I, along with many, many others, have done and do still bemoan the state of preparedness of students when they rock up to university, clutching their brace of braces, their four poached A*s.
Obviously, it depends on the tutor they end up with, but should they alight on one such as I, they tend to get one hell of a shock on receipt of their first essay mark. ‘But, but, but I always get As’, they say, staring in disbelief at the steaming C grade which rises from the page like an indoor firework, promising much, delivering sweet FA.
Just to give you an example or three, here are some real (and I mean real) lines from real essays:
‘I have insofar presented observations of kate’s convincement …’
‘shakespeare might not have anticipated an audience of 2009; therefore he cannot be held accountable for our distaste’
‘our youth is fleeting and spent in poverty and old age,’
It seems odd that not one of these students chose to read what they had written before submission – and these are by no means the worst offenders. They were simply the first ones I found that I’d noted down. I’m not sure which is worse, their writing or their reading. Too, too often I hear the fateful words ‘that wasn’t what I meant’, and my heart sinks.

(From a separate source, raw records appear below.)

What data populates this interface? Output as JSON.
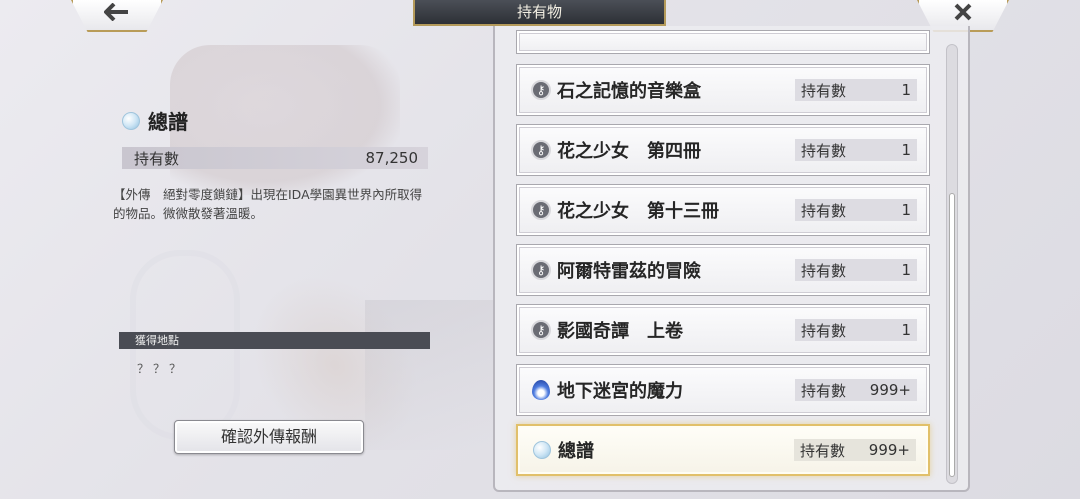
{
  "header": {
    "title": "持有物",
    "back_icon": "back-arrow-icon",
    "close_icon": "close-x-icon"
  },
  "detail": {
    "icon": "gem-icon",
    "name": "總譜",
    "count_label": "持有數",
    "count_value": "87,250",
    "description": "【外傳　絕對零度鎖鏈】出現在IDA學園異世界內所取得的物品。微微散發著溫暖。",
    "source_label": "獲得地點",
    "source_value": "？？？",
    "confirm_button": "確認外傳報酬"
  },
  "list": {
    "count_label": "持有數",
    "items": [
      {
        "name": "石之記憶的音樂盒",
        "count": "1",
        "icon": "key-icon"
      },
      {
        "name": "花之少女　第四冊",
        "count": "1",
        "icon": "key-icon"
      },
      {
        "name": "花之少女　第十三冊",
        "count": "1",
        "icon": "key-icon"
      },
      {
        "name": "阿爾特雷茲的冒險",
        "count": "1",
        "icon": "key-icon"
      },
      {
        "name": "影國奇譚　上卷",
        "count": "1",
        "icon": "key-icon"
      },
      {
        "name": "地下迷宮的魔力",
        "count": "999+",
        "icon": "blue-flame-icon"
      },
      {
        "name": "總譜",
        "count": "999+",
        "icon": "gem-icon",
        "selected": true
      }
    ]
  }
}
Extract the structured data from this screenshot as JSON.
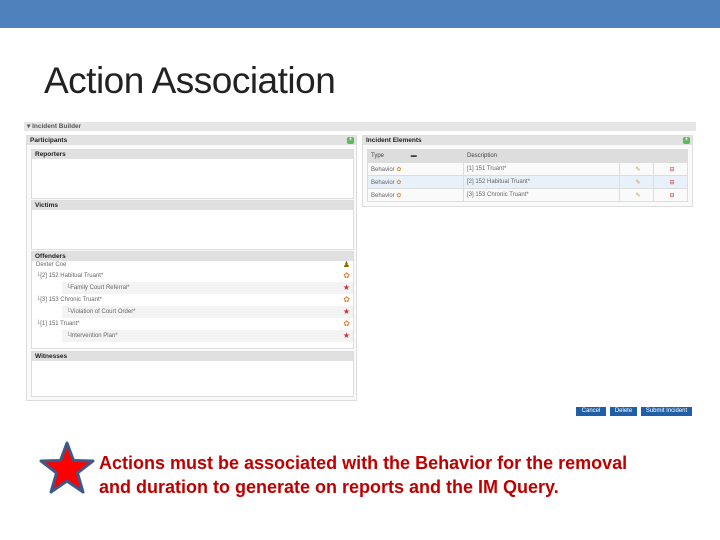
{
  "slide": {
    "title": "Action Association",
    "note": "Actions must be associated with the Behavior for the removal and duration to generate on reports and the IM Query.",
    "star_color": "#ff0000",
    "bar_color": "#4f81bd"
  },
  "builder": {
    "header": "Incident Builder",
    "participants": {
      "label": "Participants",
      "reporters": "Reporters",
      "victims": "Victims",
      "offenders": "Offenders",
      "witnesses": "Witnesses",
      "offender_name": "Dexter Coe",
      "items": [
        {
          "behavior": "[2] 152 Habitual Truant*",
          "action": "Family Court Referral*"
        },
        {
          "behavior": "[3] 153 Chronic Truant*",
          "action": "Violation of Court Order*"
        },
        {
          "behavior": "[1] 151 Truant*",
          "action": "Intervention Plan*"
        }
      ]
    },
    "elements": {
      "label": "Incident Elements",
      "columns": [
        "Type",
        "Description"
      ],
      "rows": [
        {
          "type": "Behavior",
          "description": "[1] 151 Truant*"
        },
        {
          "type": "Behavior",
          "description": "[2] 152 Habitual Truant*"
        },
        {
          "type": "Behavior",
          "description": "[3] 153 Chronic Truant*"
        }
      ]
    },
    "buttons": {
      "cancel": "Cancel",
      "delete": "Delete",
      "submit": "Submit Incident"
    }
  }
}
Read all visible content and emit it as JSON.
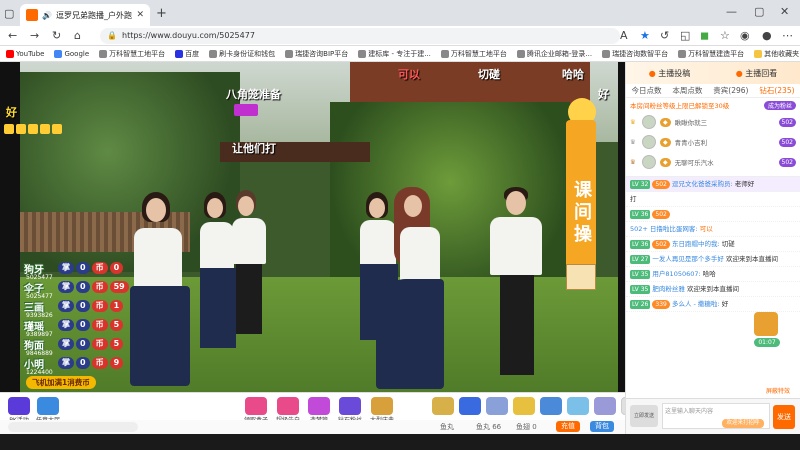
{
  "browser": {
    "tab_title": "逗罗兄弟跑播_户外跑播_斗",
    "url": "https://www.douyu.com/5025477",
    "bookmarks": [
      "YouTube",
      "Google",
      "万科智慧工地平台",
      "百度",
      "刷卡身份证和钱包",
      "瑞捷咨询BIP平台",
      "建标库 - 专注于建...",
      "万科智慧工地平台",
      "腾讯企业邮箱-登录...",
      "瑞捷咨询数智平台",
      "万科智慧建造平台"
    ],
    "bookmarks_more": "其他收藏夹"
  },
  "video": {
    "danmaku": [
      {
        "text": "可以"
      },
      {
        "text": "切磋"
      },
      {
        "text": "哈哈"
      },
      {
        "text": "好"
      },
      {
        "text": "八角笼准备"
      },
      {
        "text": "让他们打"
      },
      {
        "text": "好"
      }
    ],
    "board_text": "课间操",
    "scores": [
      {
        "name": "狗牙",
        "n1": "0",
        "n2": "0",
        "sub": "5025477"
      },
      {
        "name": "伞子",
        "n1": "0",
        "n2": "59",
        "sub": "5025477"
      },
      {
        "name": "三画",
        "n1": "0",
        "n2": "1",
        "sub": "9393826"
      },
      {
        "name": "瑾瑶",
        "n1": "0",
        "n2": "5",
        "sub": "9389897"
      },
      {
        "name": "狗面",
        "n1": "0",
        "n2": "5",
        "sub": "9846889"
      },
      {
        "name": "小明",
        "n1": "0",
        "n2": "9",
        "sub": "1224400"
      }
    ],
    "score_labels": [
      "掌",
      "币"
    ],
    "bottom_banner": "飞机加满1消费币"
  },
  "toolbar": {
    "left_items": [
      "PK活动",
      "任意大厅"
    ],
    "gift_items": [
      "领取盒子",
      "超级告白",
      "造梦管",
      "钻石粉丝",
      "大型庆典"
    ],
    "status": {
      "fish_ball": "鱼丸",
      "fish_count": "鱼丸 66",
      "fish_ball2": "鱼翅 0",
      "btn_recharge": "充值",
      "btn_backpack": "背包"
    }
  },
  "panel": {
    "head_left": "主播投稿",
    "head_right": "主播回看",
    "tabs": [
      "今日点数",
      "本周点数",
      "贵宾(296)",
      "钻石(235)"
    ],
    "notice": "本房间粉丝等级上限已解锁至30级",
    "notice_btn": "成为粉丝",
    "ranks": [
      {
        "name": "瞅瞅你就三",
        "fan": "502"
      },
      {
        "name": "青青小吉利",
        "fan": "502"
      },
      {
        "name": "无聊可乐汽水",
        "fan": "502"
      }
    ],
    "chats": [
      {
        "lvl": "LV 32",
        "fan": "502",
        "name": "逗兄文化爸爸采购员:",
        "text": "老师好"
      },
      {
        "lvl": "",
        "fan": "",
        "name": "",
        "text": "打"
      },
      {
        "lvl": "LV 36",
        "fan": "502",
        "name": "",
        "text": ""
      },
      {
        "lvl": "",
        "fan": "",
        "name": "502+ 日撸啦比蛋网客:",
        "text": "可以"
      },
      {
        "lvl": "LV 36",
        "fan": "502",
        "name": "东日跑帽中的我:",
        "text": "切磋"
      },
      {
        "lvl": "LV 27",
        "fan": "",
        "name": "一发人再见是那个多手好",
        "text": "欢迎来到本直播间"
      },
      {
        "lvl": "LV 35",
        "fan": "",
        "name": "用户81050607:",
        "text": "哈哈"
      },
      {
        "lvl": "LV 35",
        "fan": "",
        "name": "肥肉粉丝雅",
        "text": "欢迎来到本直播间"
      },
      {
        "lvl": "LV 26",
        "fan": "339",
        "name": "多么人 - 撒糖啦:",
        "text": "好"
      }
    ],
    "chest_time": "01:07",
    "screen_toggle": "屏蔽特效",
    "input_placeholder": "这里输入聊天内容",
    "input_btn": "欢迎来打招呼",
    "input_badge": "立即发送",
    "send_label": "发送"
  }
}
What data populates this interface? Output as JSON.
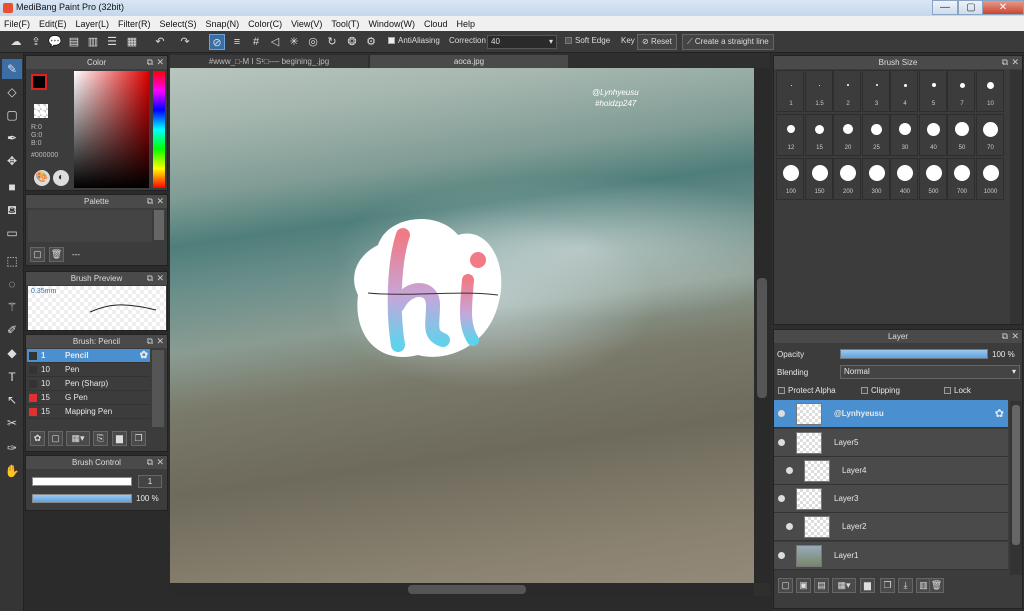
{
  "window": {
    "title": "MediBang Paint Pro (32bit)",
    "minimize": "—",
    "maximize": "▢",
    "close": "✕"
  },
  "menu": [
    "File(F)",
    "Edit(E)",
    "Layer(L)",
    "Filter(R)",
    "Select(S)",
    "Snap(N)",
    "Color(C)",
    "View(V)",
    "Tool(T)",
    "Window(W)",
    "Cloud",
    "Help"
  ],
  "toolbar": {
    "antialiasing_label": "AntiAliasing",
    "correction_label": "Correction",
    "correction_value": "40",
    "soft_edge_label": "Soft Edge",
    "key_label": "Key",
    "reset_label": "Reset",
    "straight_line_label": "Create a straight line"
  },
  "color_panel": {
    "title": "Color",
    "r": "R:0",
    "g": "G:0",
    "b": "B:0",
    "hex": "#000000"
  },
  "palette_panel": {
    "title": "Palette",
    "value": "---"
  },
  "brush_preview": {
    "title": "Brush Preview",
    "size": "0.35mm"
  },
  "brush_panel": {
    "title": "Brush: Pencil",
    "items": [
      {
        "size": "1",
        "name": "Pencil",
        "color": "#333333"
      },
      {
        "size": "10",
        "name": "Pen",
        "color": "#333333"
      },
      {
        "size": "10",
        "name": "Pen (Sharp)",
        "color": "#333333"
      },
      {
        "size": "15",
        "name": "G Pen",
        "color": "#e03030"
      },
      {
        "size": "15",
        "name": "Mapping Pen",
        "color": "#e03030"
      }
    ]
  },
  "brush_control": {
    "title": "Brush Control",
    "size_value": "1",
    "opacity_value": "100 %"
  },
  "canvas_tabs": [
    "#www_□-M I S¹□-— begining_.jpg",
    "aoca.jpg"
  ],
  "canvas": {
    "watermark_line1": "@Lynhyeusu",
    "watermark_line2": "#hoidzp247"
  },
  "brush_size_panel": {
    "title": "Brush Size",
    "sizes": [
      "1",
      "1.5",
      "2",
      "3",
      "4",
      "5",
      "7",
      "10",
      "12",
      "15",
      "20",
      "25",
      "30",
      "40",
      "50",
      "70",
      "100",
      "150",
      "200",
      "300",
      "400",
      "500",
      "700",
      "1000"
    ]
  },
  "layer_panel": {
    "title": "Layer",
    "opacity_label": "Opacity",
    "opacity_value": "100 %",
    "opacity_fraction": 1.0,
    "blending_label": "Blending",
    "blending_value": "Normal",
    "protect_alpha": "Protect Alpha",
    "clipping": "Clipping",
    "lock": "Lock",
    "layers": [
      {
        "name": "@Lynhyeusu",
        "selected": true
      },
      {
        "name": "Layer5",
        "selected": false
      },
      {
        "name": "Layer4",
        "selected": false
      },
      {
        "name": "Layer3",
        "selected": false
      },
      {
        "name": "Layer2",
        "selected": false
      },
      {
        "name": "Layer1",
        "selected": false
      }
    ]
  },
  "colors": {
    "accent": "#4a90d0",
    "panel_bg": "#3c3c3c"
  }
}
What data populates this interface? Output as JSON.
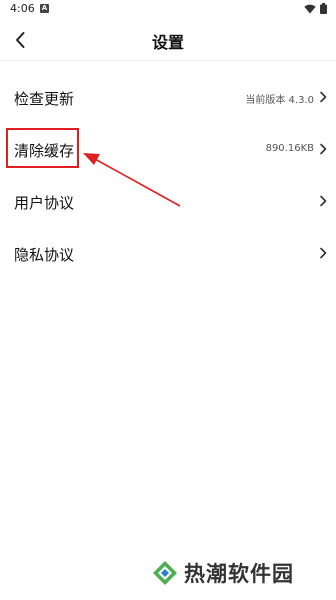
{
  "status_bar": {
    "time": "4:06",
    "notification_icon": "a-app-icon",
    "wifi_icon": "wifi-icon",
    "battery_icon": "battery-icon"
  },
  "header": {
    "title": "设置",
    "back_icon": "chevron-left-icon"
  },
  "settings": {
    "items": [
      {
        "label": "检查更新",
        "value": "当前版本 4.3.0"
      },
      {
        "label": "清除缓存",
        "value": "890.16KB"
      },
      {
        "label": "用户协议",
        "value": ""
      },
      {
        "label": "隐私协议",
        "value": ""
      }
    ]
  },
  "annotation": {
    "color": "#e02020"
  },
  "watermark": {
    "text": "热潮软件园"
  }
}
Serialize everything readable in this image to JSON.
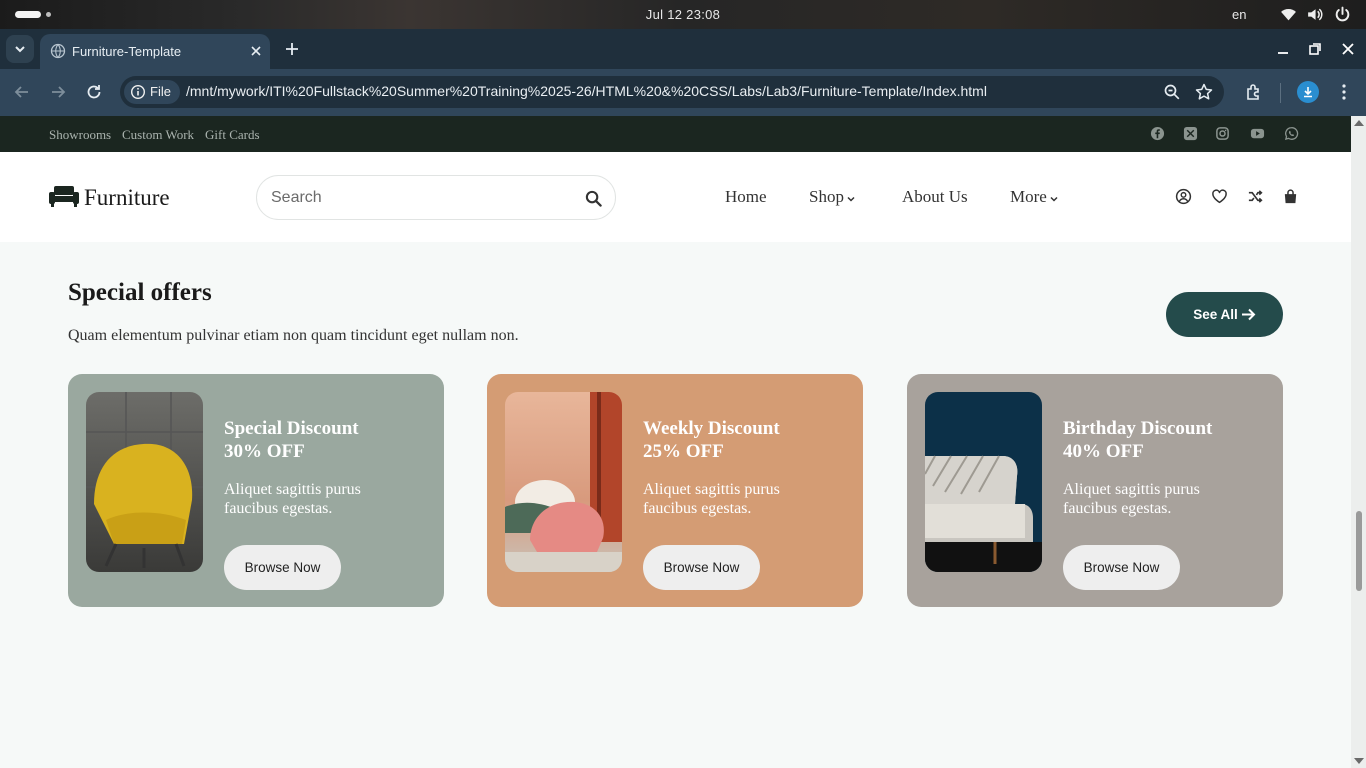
{
  "os": {
    "clock": "Jul 12  23:08",
    "language": "en"
  },
  "browser": {
    "tab_title": "Furniture-Template",
    "omnibox_chip": "File",
    "url": "/mnt/mywork/ITI%20Fullstack%20Summer%20Training%2025-26/HTML%20&%20CSS/Labs/Lab3/Furniture-Template/Index.html"
  },
  "topbar": {
    "links": [
      "Showrooms",
      "Custom Work",
      "Gift Cards"
    ],
    "social_icons": [
      "facebook-icon",
      "x-icon",
      "instagram-icon",
      "youtube-icon",
      "whatsapp-icon"
    ]
  },
  "header": {
    "logo": "Furniture",
    "search_placeholder": "Search",
    "nav": [
      "Home",
      "Shop",
      "About Us",
      "More"
    ],
    "icons": [
      "user-icon",
      "heart-icon",
      "shuffle-icon",
      "bag-icon"
    ]
  },
  "offers": {
    "title": "Special offers",
    "subtitle": "Quam elementum pulvinar etiam non quam tincidunt eget nullam non.",
    "see_all": "See All",
    "cards": [
      {
        "title": "Special Discount 30% OFF",
        "title_line1": "Special Discount",
        "title_line2": "30% OFF",
        "description": "Aliquet sagittis purus faucibus egestas.",
        "button": "Browse Now",
        "bg_color": "#9aa89f"
      },
      {
        "title": "Weekly Discount 25% OFF",
        "title_line1": "Weekly Discount",
        "title_line2": "25% OFF",
        "description": "Aliquet sagittis purus faucibus egestas.",
        "button": "Browse Now",
        "bg_color": "#d49c74"
      },
      {
        "title": "Birthday Discount 40% OFF",
        "title_line1": "Birthday Discount",
        "title_line2": "40% OFF",
        "description": "Aliquet sagittis purus faucibus egestas.",
        "button": "Browse Now",
        "bg_color": "#a8a29c"
      }
    ]
  },
  "colors": {
    "topbar_bg": "#1b2620",
    "accent_button": "#244b4b",
    "page_bg": "#f6f9f8"
  }
}
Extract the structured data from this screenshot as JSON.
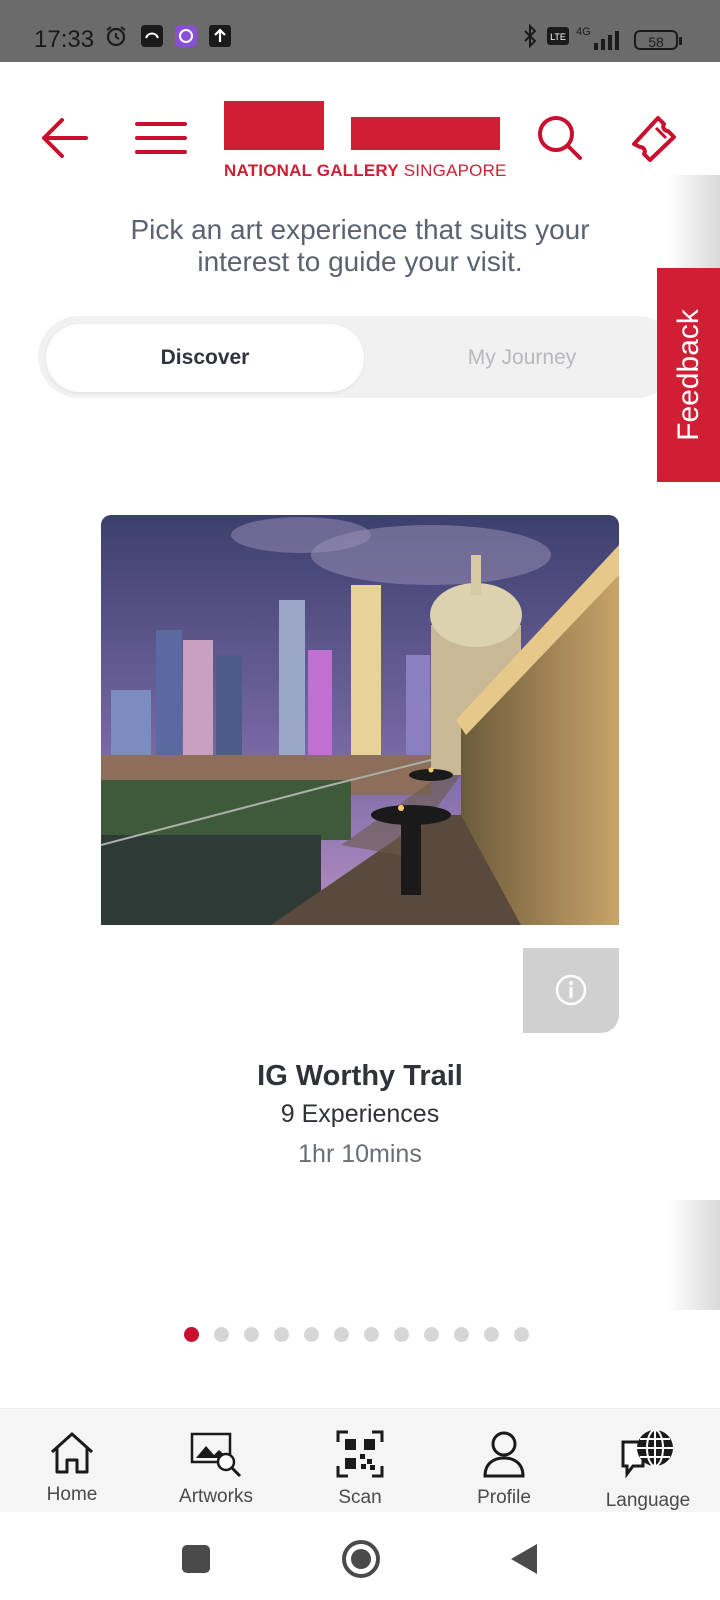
{
  "status_bar": {
    "time": "17:33",
    "battery": "58",
    "network": "4G"
  },
  "header": {
    "logo_text_bold": "NATIONAL GALLERY",
    "logo_text_regular": "SINGAPORE"
  },
  "intro": {
    "line1": "Pick an art experience that suits your",
    "line2": "interest to guide your visit."
  },
  "tabs": [
    {
      "label": "Discover",
      "selected": true
    },
    {
      "label": "My Journey",
      "selected": false
    }
  ],
  "feedback": {
    "label": "Feedback"
  },
  "card": {
    "title": "IG Worthy Trail",
    "experiences": "9 Experiences",
    "duration": "1hr 10mins"
  },
  "carousel": {
    "total_pages": 12,
    "active_index": 0
  },
  "bottom_nav": {
    "items": [
      {
        "label": "Home",
        "icon": "home-icon"
      },
      {
        "label": "Artworks",
        "icon": "artworks-icon"
      },
      {
        "label": "Scan",
        "icon": "qr-scan-icon"
      },
      {
        "label": "Profile",
        "icon": "profile-icon"
      },
      {
        "label": "Language",
        "icon": "language-icon"
      }
    ]
  },
  "colors": {
    "brand_red": "#d01f34",
    "status_bar": "#6b6b6b",
    "nav_bg": "#f5f5f5"
  }
}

Many moons ago, I was studying music in Los Angeles and was in a class run by Scott Henderson, one of the fusionistas of the day. He recounted that when he was recording with Joe Zawinul, legendary keyboard stroker of Weather Report fame, he recorded a solo and immediately asked if he could re-record it. ‘Why?’ he was asked. ‘Because it’s not what I wanted to say’. ‘So why did you say it?’
It’s different with writing. You write. You read. You edit. You polish. It works. Oh, ok. The point. The point is simple. Almost as simple as the essays too often delivered. These students are brought up in a culture where they are taught to test. They are simply not taught to read. They don’t have the time, for starters. They are given lists of what thou shalt write.
A student, and a bright one, on my asking her why she kept using such poncy phrases – you know the ones, those cod-academic words and formulations which scream ‘I have no fucking idea what I’m doing but I think I can fool you if I write lexis often enough’ – said simply ‘we were told that academics never say word, they say lexis’. I sighed and pointed out that it didn’t work in her essay and it sounded poncy and what’s wrong with just saying what you mean. She just repeated her maxim. I asked who told her this, and she said ‘my 6th form tutor’. Ah, I said. Answer me this. Who am I? ‘My tutor’. Yes, but more generally? ‘An … academic?’ Bingo! Did your 6th form tutor have a phd? ‘No.’ Did he/she ever teach at university? ‘No.’ And yet you take their word on what an academic will write over mine? Silence.
Everyone likes to be given simple instructions. Do this, and this will occur. Cause – effect. But the study of literature simply is not like that.
To study literature you need to do one thing above all others – read books. These need to be real books, not books about books. And yet there is increasingly no need.
The Guardian has launched a set of resources for teachers. They are designed, no doubt, with the best interests of both teacher and student at heart. But, like york notes, spark notes and all the rest, the fuck children up. And Universities will increasingly do the same, as parents demand their darlings be drilled rather than educated. Fucking idiots.
They fuck you up, your mum and dad
But only when they attend to your every need. Ignoring the fact that the Guardian may put these cheat books out of business, the real problem is that they replace the one great need for students. It is no longer necessary to read the text, so by the time they’re at university, they have forgotten how to. To add insult to injury, they then proceed to expound with no little eloquence on one text. Impressed at their sudden ‘getting’ of it, you ask a question, or, more daring, pose one.
Suddenly, you’re stuck with Nigel Tufnel being asked the fatefull question, ‘why don’t you just make ten louder?’
‘But … this one goes up to eleven …’
And, once more, you hold you head in your hands. Stop it, Guardian. You’re not helping. In fact, you’re making it worse. This may well be why so many of your bright young journalistic things write such egregious tosh. It’s not because they don’t read, but because the can’t – they see the words, but no meaning reaches their dull little brains. And when they read it back, they don’t think to themselves ‘what a load of shit’. They just smile, and wait for the credits to appear in their bank accounts.
They may not be able to read, but they sure can count.